### Task to complete
Having read the material, return every line of it exactly.

### Data shown
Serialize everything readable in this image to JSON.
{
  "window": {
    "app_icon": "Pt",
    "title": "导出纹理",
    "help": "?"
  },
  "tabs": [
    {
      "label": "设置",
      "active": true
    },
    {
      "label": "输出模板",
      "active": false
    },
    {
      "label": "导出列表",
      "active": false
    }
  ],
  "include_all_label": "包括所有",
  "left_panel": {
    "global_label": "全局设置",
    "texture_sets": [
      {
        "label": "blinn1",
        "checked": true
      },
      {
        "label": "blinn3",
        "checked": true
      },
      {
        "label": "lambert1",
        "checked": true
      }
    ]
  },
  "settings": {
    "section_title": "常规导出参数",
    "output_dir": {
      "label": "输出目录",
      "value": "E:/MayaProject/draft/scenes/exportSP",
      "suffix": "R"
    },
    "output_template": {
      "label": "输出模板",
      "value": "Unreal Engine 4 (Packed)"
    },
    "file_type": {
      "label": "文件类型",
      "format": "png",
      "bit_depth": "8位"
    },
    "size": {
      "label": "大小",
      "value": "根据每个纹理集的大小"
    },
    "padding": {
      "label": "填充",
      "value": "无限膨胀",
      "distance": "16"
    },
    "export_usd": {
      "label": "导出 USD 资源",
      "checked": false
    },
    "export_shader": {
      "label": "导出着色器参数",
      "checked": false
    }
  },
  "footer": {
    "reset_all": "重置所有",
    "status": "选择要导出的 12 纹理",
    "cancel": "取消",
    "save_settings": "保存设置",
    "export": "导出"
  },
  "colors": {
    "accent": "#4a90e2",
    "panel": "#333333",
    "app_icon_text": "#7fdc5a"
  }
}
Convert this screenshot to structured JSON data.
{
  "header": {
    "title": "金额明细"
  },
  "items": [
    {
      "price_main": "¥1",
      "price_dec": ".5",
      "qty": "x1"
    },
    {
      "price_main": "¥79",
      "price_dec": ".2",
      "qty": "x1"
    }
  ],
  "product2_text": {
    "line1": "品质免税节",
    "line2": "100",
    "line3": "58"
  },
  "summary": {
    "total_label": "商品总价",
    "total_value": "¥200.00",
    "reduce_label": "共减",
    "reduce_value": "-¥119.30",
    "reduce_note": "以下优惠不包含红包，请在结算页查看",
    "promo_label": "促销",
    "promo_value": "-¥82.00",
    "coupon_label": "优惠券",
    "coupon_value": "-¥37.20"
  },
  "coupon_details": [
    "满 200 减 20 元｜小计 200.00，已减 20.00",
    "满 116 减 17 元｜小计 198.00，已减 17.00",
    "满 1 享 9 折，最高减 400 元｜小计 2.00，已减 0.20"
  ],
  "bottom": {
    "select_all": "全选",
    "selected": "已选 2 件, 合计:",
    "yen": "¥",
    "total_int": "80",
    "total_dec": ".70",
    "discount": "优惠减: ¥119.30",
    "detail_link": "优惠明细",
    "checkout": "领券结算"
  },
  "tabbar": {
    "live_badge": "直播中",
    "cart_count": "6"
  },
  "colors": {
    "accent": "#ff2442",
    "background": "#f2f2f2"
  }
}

### Solution to the problem
Serialize everything readable in this image to JSON.
{
  "window": {
    "app_icon": "Pt",
    "title": "导出纹理",
    "help": "?"
  },
  "tabs": [
    {
      "label": "设置",
      "active": true
    },
    {
      "label": "输出模板",
      "active": false
    },
    {
      "label": "导出列表",
      "active": false
    }
  ],
  "include_all_label": "包括所有",
  "left_panel": {
    "global_label": "全局设置",
    "texture_sets": [
      {
        "label": "blinn1",
        "checked": true
      },
      {
        "label": "blinn3",
        "checked": true
      },
      {
        "label": "lambert1",
        "checked": true
      }
    ]
  },
  "settings": {
    "section_title": "常规导出参数",
    "output_dir": {
      "label": "输出目录",
      "value": "E:/MayaProject/draft/scenes/exportSP",
      "suffix": "R"
    },
    "output_template": {
      "label": "输出模板",
      "value": "Unreal Engine 4 (Packed)"
    },
    "file_type": {
      "label": "文件类型",
      "format": "png",
      "bit_depth": "8位"
    },
    "size": {
      "label": "大小",
      "value": "根据每个纹理集的大小"
    },
    "padding": {
      "label": "填充",
      "value": "无限膨胀",
      "distance": "16"
    },
    "export_usd": {
      "label": "导出 USD 资源",
      "checked": false
    },
    "export_shader": {
      "label": "导出着色器参数",
      "checked": false
    }
  },
  "footer": {
    "reset_all": "重置所有",
    "status": "选择要导出的 12 纹理",
    "cancel": "取消",
    "save_settings": "保存设置",
    "export": "导出"
  },
  "colors": {
    "accent": "#4a90e2",
    "panel": "#333333",
    "app_icon_text": "#7fdc5a"
  }
}
Convert this screenshot to structured JSON data.
{
  "header": {
    "title": "金额明细"
  },
  "items": [
    {
      "price_main": "¥1",
      "price_dec": ".5",
      "qty": "x1"
    },
    {
      "price_main": "¥79",
      "price_dec": ".2",
      "qty": "x1"
    }
  ],
  "product2_text": {
    "line1": "品质免税节",
    "line2": "100",
    "line3": "58"
  },
  "summary": {
    "total_label": "商品总价",
    "total_value": "¥200.00",
    "reduce_label": "共减",
    "reduce_value": "-¥119.30",
    "reduce_note": "以下优惠不包含红包，请在结算页查看",
    "promo_label": "促销",
    "promo_value": "-¥82.00",
    "coupon_label": "优惠券",
    "coupon_value": "-¥37.20"
  },
  "coupon_details": [
    "满 200 减 20 元｜小计 200.00，已减 20.00",
    "满 116 减 17 元｜小计 198.00，已减 17.00",
    "满 1 享 9 折，最高减 400 元｜小计 2.00，已减 0.20"
  ],
  "bottom": {
    "select_all": "全选",
    "selected": "已选 2 件, 合计:",
    "yen": "¥",
    "total_int": "80",
    "total_dec": ".70",
    "discount": "优惠减: ¥119.30",
    "detail_link": "优惠明细",
    "checkout": "领券结算"
  },
  "tabbar": {
    "live_badge": "直播中",
    "cart_count": "6"
  },
  "colors": {
    "accent": "#ff2442",
    "background": "#f2f2f2"
  }
}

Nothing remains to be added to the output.